London-based Nigerian fashion designer Mowalola Ogunlesi (photographed by Jordan Hemingway) talks to Reba Maybury about her fluid representation of the Black body, championing the individual. A profile by Jeppe Ugelvig introduces Venice Beach native Eli Russell Linnetz, creative director for the Kardashian-West clan and Lady Gaga, and his powerful meditation on fame, glamour, and mythology. Featuring an artwork by design studio Sucuk und Bratwurst, the third cover is dedicated to Cannabiz: The Gentrification of Weed, a trend report on the legalization and corporatization of the marijuana industry—comprising an essay by Whitney Mallett, case studies by Lucas Mascatello and Michelle Lhooq, and a focus on Richard Prince by Alexandre Stipanovich.

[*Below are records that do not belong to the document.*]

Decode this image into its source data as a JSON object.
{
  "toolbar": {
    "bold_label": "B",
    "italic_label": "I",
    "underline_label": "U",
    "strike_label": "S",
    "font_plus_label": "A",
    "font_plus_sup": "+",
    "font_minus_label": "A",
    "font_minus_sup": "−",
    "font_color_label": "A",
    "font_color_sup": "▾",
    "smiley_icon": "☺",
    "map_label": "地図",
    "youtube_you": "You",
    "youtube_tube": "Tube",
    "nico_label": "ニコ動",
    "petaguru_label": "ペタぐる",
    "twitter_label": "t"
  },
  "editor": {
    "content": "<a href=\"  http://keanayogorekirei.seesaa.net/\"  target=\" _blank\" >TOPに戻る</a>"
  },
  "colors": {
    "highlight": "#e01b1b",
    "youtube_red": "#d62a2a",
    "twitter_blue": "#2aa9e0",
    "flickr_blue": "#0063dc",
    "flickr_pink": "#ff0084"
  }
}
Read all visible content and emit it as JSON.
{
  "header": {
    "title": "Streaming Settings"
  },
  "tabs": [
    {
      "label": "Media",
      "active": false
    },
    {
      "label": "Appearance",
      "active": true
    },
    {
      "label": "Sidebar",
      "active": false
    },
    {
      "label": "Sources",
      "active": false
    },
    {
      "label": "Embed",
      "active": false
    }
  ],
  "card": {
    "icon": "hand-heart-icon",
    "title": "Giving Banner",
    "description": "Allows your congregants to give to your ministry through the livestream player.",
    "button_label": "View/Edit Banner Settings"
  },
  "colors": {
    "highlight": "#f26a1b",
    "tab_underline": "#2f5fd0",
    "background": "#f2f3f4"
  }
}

Inaugurating a new text-only editorial segment dedicated to urgent research questions of our time, “What is Influence?” presents four newly-commissioned long-form essays (by Caroline Busta, Geoffrey Mak, Pierce Myers and Taylore Scarabelli) discussing influence as legacy, currency and agency—all the while examining art’s own influence on society, and viceversa.

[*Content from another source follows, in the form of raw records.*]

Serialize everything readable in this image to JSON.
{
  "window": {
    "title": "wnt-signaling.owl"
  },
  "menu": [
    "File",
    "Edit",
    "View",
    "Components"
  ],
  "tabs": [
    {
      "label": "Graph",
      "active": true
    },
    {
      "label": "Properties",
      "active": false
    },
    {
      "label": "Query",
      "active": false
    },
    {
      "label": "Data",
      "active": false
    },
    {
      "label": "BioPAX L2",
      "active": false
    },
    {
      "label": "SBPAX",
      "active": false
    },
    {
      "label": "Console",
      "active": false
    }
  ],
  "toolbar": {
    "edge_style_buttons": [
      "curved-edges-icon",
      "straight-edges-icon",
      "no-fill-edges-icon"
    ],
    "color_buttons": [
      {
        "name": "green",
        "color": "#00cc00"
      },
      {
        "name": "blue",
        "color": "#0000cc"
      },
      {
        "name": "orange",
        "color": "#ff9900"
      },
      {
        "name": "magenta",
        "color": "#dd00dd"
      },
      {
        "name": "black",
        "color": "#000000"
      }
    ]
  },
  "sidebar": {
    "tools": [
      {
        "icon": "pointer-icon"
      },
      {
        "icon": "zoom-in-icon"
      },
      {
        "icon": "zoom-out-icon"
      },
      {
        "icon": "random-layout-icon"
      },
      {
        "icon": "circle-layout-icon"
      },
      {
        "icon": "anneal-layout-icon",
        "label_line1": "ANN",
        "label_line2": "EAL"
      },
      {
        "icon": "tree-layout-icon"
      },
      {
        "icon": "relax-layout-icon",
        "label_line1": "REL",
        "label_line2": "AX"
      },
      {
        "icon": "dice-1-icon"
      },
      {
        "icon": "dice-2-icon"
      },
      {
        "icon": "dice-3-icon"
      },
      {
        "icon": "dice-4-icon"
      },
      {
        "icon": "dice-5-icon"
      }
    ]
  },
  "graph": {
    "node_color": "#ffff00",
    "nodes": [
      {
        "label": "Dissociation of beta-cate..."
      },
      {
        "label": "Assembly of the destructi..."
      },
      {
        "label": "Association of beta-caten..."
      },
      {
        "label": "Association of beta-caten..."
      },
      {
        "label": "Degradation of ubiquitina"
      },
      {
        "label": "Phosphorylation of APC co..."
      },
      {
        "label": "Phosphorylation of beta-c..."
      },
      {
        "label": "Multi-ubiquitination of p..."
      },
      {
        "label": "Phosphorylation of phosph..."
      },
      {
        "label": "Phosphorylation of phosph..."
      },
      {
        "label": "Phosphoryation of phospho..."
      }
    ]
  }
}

, a special supplement to KALEIDOSCOPE’s new issue #36 created in partnership with Gucci, portrays experimental cellist and songwriter Kelsey Lu as the protagonist of a comic book (illustrated by Terrell Villiers and written by Akia Dorsainvil) illuminating her personal journey with references drawn from fable, cosmology and afrofuturism.

Also featured in this issue:
Nora Turato (photography by Roos Quakernaat, interview by Ana Janevski); Lorenzo Senni (photography by John Divola, interview by Hans Ulrich Obrist); Clemens Von Vedemeyer (interview by Adriana Blidaru); Charlie Engman (essay by Francesca Gavin); Retail Apocalypse (Fredi Fischli and Niels Olsen in conversation with Mark Lee); Olivier Mosset (photography by Alessandro Barthlow, interview by Gianni Jetzer); Diane Severin Nguyen (essay by Franklin Melendez); Davide Sorrenti (essay by Aaron Rose).

“Season,” the magazine’s opening section, accounts for the best of this spring/summer with profiles and interviews: Genesis Breyer P-Orridge by Francesca Gavin; Buttechno by Anastasiia Fedorova; Noah Davis by Tiana Reid; Jamian Juliano-Villani by Franklin Melendez; Kamoinge Workshop by Hanna Girma; Sung Tieu by Elisa R. Linn & Lennart Wolff; Crystallmess by Federico Sargentone; Yes Yes Yes by Cesare Alemanni; Mario Ayala by Katja Horvat; Deana Lawson by Katja Horvat; Mathis Gasser by Jeppe Ugelvig; Magliano by Carlotta Maneschi; Komiyama by Kenji Hall; AMO by Alice Bucknell; Danica Barboza by Gabriela Acha; Lourdes by Madeleine Holth; Come Tees by Esra Soraya Padgett; Nam June Paik by Francesca Gavin; Trauma by John Twells; Matthew Angelo Harrison by Harry Burke; Nick Hakim by Anna Tehabsim; Lauren Halsey by Dalya Benor; John Cage by Christopher Schreck.



Founded in 2009 in Milan, KALEIDOSCOPE is today’s most innovative magazine of contemporary art and culture, and a creative studio active at the intersection of creative fields. Combining competent authority within the inner circle of art professionals, with visual audacity appealing to a wider audience from all creative industries, KALEIDOSCOPE became a meeting place for a global community of artists and creators—with a keen eye on new generation readers.